- Remember: you are not alone!
- Your funeral director is your ally
- Your bishop is your ally
- Your parish board is your ally
- Hospice, nursing homes, and even hospitals are your allies
- Other priests – and especially your predecessors and mentors – are your allies
- Preparing for the death or parishioners
- Keep a good list of shut-ins etc. and routinize your visitation schedule them. Encourage people to share names and needs.
- Create a funeral ministry, if possible.
- Keep expectations realistic.
- Set aside most everything for emergency calls (go bag)!!!
- Describe what is going on spiritually for the person and what they can do for them (like hospice does for the bodily stuff)
- Take advantage of Orthodox prayers, sacraments, psalmody, and scripture. These are familiar and carve out a pattern and space of order, predictability, and comfort for the dying and the grieving.
- DON’T SAY ANYTHING STUPID. “I am so sorry” is best.
- Guilt is NOT your ally. If you made mistakes, learn from them, apologize and clean up your mess, go to confession, and move on. Stuff is going to happen.
- For the Services
- If you are new, research the history and expectations of the parish etc.; regardless, be intentional about getting moving it to the place you believe would be healthiest (Liturgies? Litya’s? Psalter? Green? Church wakes? English?).
- Put a text (preferably, one with music in traditions where that is possible) of the service in everyone’s hands (and if you have control over the content of the service, make sure that the service is coherent).
- Make sure the service is done well; not rushed; solemn, respectful, and with gravity.
- Preach Christ crucified – and resurrected. The person’s life must be presented within that context. Toll booths? Boogie man? Babies with wings? Guilt trips? Condemning and anathematizing the heterodox? Maybe not. Try to come up with a homily specifically for that funeral (only read from a book of funeral homilies if you are really bad at this – protect against the worst case scenario!)
- Provide clear instructions about audience participation (up, down, line up, communion).
- Build rapport and trust with the grieving. Make yourself and the parish available to the grieving. By the end, they should know that this is a place that deals with real problems in a powerful, real, and meaningful way.
- Attend the mercy meal. Be present. Be friendly. Be humble. Listen.

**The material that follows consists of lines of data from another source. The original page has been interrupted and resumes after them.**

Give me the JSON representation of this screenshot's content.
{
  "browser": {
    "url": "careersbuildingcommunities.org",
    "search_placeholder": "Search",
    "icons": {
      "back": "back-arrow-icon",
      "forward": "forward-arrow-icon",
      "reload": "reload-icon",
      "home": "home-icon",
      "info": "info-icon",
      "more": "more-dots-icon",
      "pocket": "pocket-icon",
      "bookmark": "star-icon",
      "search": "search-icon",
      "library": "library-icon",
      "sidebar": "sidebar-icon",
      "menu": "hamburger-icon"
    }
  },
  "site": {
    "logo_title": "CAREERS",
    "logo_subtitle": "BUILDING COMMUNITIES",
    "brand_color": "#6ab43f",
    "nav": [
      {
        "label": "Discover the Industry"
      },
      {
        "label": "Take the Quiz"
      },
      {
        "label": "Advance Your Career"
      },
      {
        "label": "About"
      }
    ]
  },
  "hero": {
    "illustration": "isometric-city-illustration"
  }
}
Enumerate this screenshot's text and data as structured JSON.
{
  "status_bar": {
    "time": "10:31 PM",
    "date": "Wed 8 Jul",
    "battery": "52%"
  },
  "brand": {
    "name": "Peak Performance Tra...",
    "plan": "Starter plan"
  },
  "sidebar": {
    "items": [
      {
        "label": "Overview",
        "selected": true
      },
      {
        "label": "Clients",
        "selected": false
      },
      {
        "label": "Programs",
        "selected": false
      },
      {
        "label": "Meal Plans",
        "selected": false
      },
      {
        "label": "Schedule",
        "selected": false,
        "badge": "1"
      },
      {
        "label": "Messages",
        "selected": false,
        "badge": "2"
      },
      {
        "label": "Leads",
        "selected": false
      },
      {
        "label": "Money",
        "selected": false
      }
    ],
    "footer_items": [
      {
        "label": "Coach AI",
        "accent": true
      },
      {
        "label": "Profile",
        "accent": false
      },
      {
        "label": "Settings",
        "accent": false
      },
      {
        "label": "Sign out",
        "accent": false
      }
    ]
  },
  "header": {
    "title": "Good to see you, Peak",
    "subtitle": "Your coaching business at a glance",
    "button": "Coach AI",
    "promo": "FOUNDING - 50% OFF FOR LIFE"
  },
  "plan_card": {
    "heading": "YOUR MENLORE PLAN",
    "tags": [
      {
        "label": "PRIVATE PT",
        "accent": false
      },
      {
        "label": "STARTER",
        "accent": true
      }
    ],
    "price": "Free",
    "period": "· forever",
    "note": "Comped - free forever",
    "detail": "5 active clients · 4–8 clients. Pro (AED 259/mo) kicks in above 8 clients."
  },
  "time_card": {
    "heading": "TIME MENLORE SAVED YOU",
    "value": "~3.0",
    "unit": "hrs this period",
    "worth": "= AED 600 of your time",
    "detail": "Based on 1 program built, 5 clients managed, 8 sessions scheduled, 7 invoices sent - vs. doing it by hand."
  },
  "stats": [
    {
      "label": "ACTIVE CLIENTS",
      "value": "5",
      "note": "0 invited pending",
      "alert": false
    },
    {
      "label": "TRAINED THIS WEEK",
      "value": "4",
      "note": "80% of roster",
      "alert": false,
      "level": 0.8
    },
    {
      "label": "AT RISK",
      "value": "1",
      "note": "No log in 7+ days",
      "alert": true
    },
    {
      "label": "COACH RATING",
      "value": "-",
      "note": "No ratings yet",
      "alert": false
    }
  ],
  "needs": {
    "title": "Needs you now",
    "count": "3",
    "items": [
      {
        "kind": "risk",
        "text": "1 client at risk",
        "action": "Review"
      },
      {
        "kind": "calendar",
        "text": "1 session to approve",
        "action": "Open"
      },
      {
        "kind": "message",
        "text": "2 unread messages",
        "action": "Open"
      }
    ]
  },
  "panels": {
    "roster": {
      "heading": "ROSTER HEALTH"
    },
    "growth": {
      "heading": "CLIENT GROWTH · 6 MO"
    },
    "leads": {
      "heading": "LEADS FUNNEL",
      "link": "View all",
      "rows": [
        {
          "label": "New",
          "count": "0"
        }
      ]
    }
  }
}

Plant seeds with love, not arguments.
- For after the Burial
- Schedule the 40 day memorial (try to make this routine). Add their name to your lists.
- Grief ministry (plug Griefshare.org)
- Hotwash: lessons learned. Clean up messes. Thank people.
Regardless of whether you find these suggestions useful, I encourage you to take this ministry seriously – and especially that you help the laity step-up their game (they want to and are already doing much of what is needed – God bless them! – it may well just take broadening the mandate).
It’s real, the Gospel in its most raw and necessary setting. We need to do it well. Plant seeds. Harvest. Be the priest God ordained you to be.